Derek Douglas is the Associate Director for Economic Policy at the Center for American Progress. At the Center, Derek also serves as Director of the Economic Mobility Program, which focuses on issues that bear directly on the economic security and social mobility of low- and middle-income families—such as debt, higher education, and housing. Prior to joining the Center, Derek was Counsel in the Strategic Counseling Practice Group at O’Melveny & Myers LLP, where he advised clients on matters with a close nexus to politics, legislation, or regulation.
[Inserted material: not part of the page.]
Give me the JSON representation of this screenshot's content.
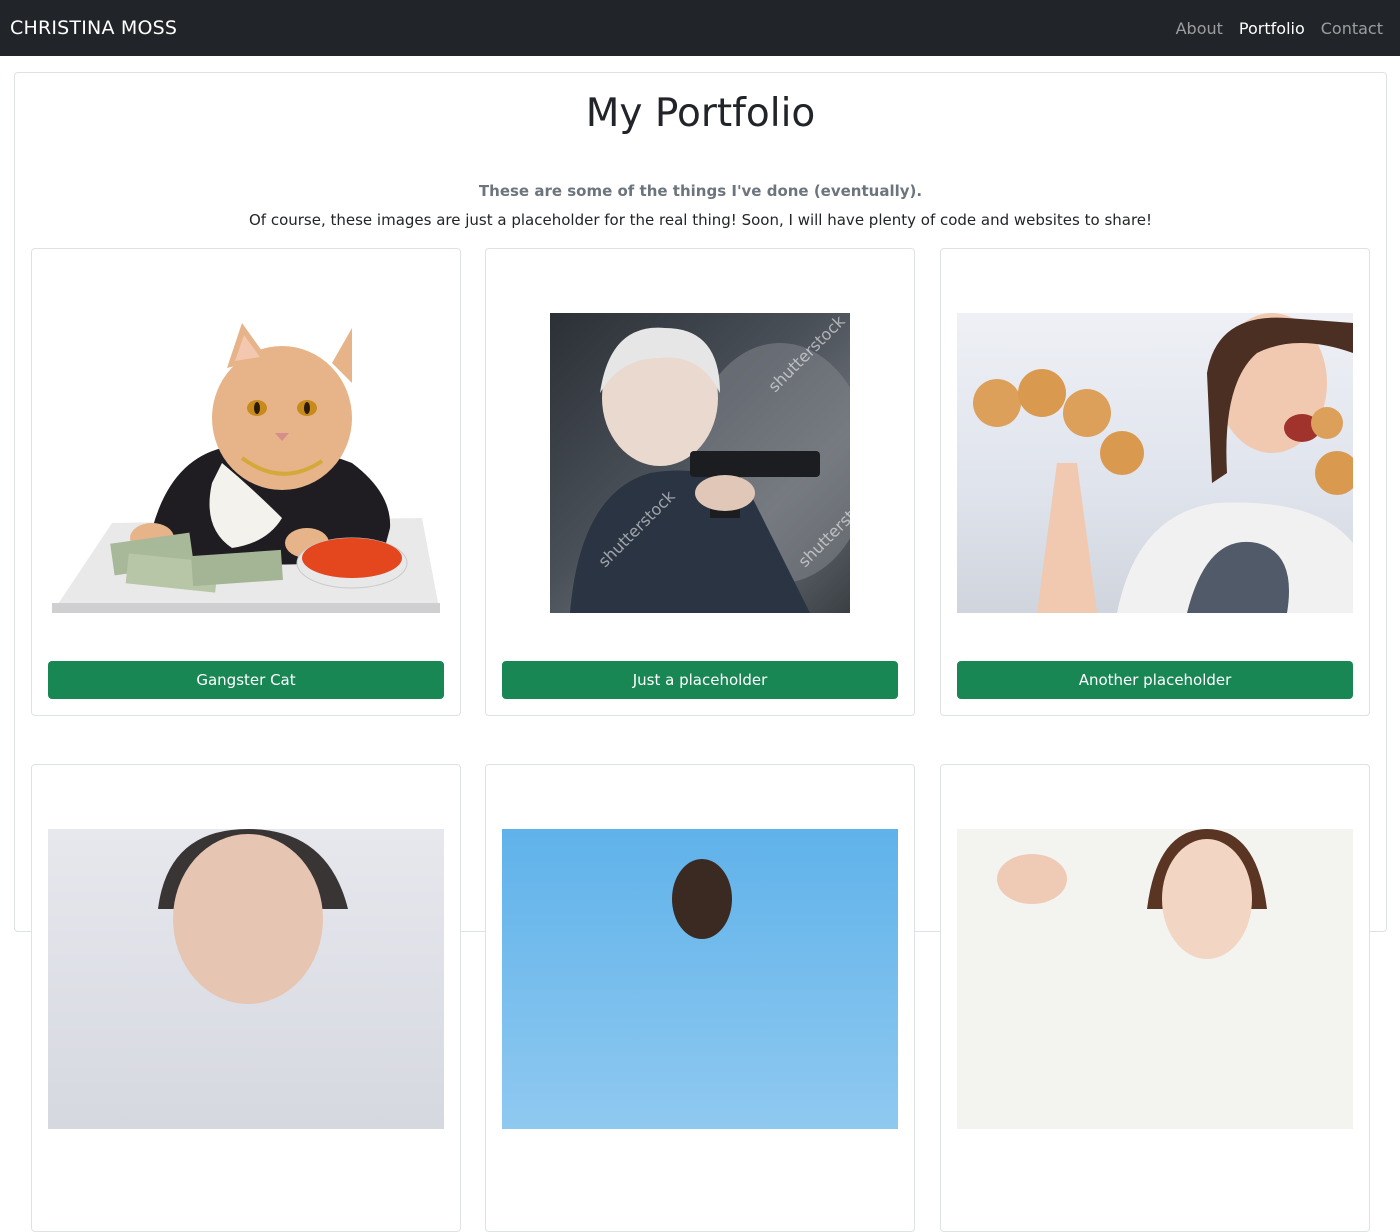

In this capacity, Derek worked with members of Congress, administration officials, and their respective staffs in advising clients on matters involving congressional hearings and investigations, federal and state legislative developments, and international and federal regulatory enforcement issues. Before joining O’Melveny, Derek was an Assistant Counsel at the NAACP Legal Defense and Educational Fund, Inc. (LDF), where he specialized in the area of education. Derek also developed and directed legislative and community outreach efforts in support of his litigation. Derek joined LDF by way of a Skadden Fellowship, which is a public interest fellowship given each year to 25 law school graduates throughout the country. Derek graduated from the University of Michigan with Highest Honors in Economics and from the Yale Law School. After graduating from Yale, Derek clerked for the Honorable Timothy K. Lewis on the United States Court of Appeals for the Third Circuit. Derek also worked in the Economic Studies Program at The Brookings Institution as a Research Assistant to Dr. Charles Schultze.
Winnie Stachelberg is the Senior Vice President for External Affairs. Prior to joining the Center, she spent 11 years with the Human Rights Campaign, the nation’s largest gay civil rights organization. In January 2005 Stachelberg was appointed to the newly created position of Vice President of the Human Rights Campaign Foundation. Charged with revamping HRC’s Foundation, Stachelberg’s early priorities included building a think tank, launching a religion and faith program, and rebuilding the National Coming Out Project. Previously, she was HRC’s political director, initiating and leading the expansion of HRC’s legislative, political, and electoral strategies. Stachelberg joined HRC in 1994 as senior health policy advocate and helped to establish the organization as a key advocate in HIV/AIDS, lesbian health, and other health care issues affecting the GLBT community. Before joining HRC, Stachelberg worked at the Office of Management and Budget in both the George H.W. Bush and Clinton administrations, formulating and reviewing health care policies and budgets for the Department of Health and Human Services. A native New Yorker, Stachelberg taught at George Washington High School after graduating Georgetown University. She received a Master of Public Administration from The George Washington University.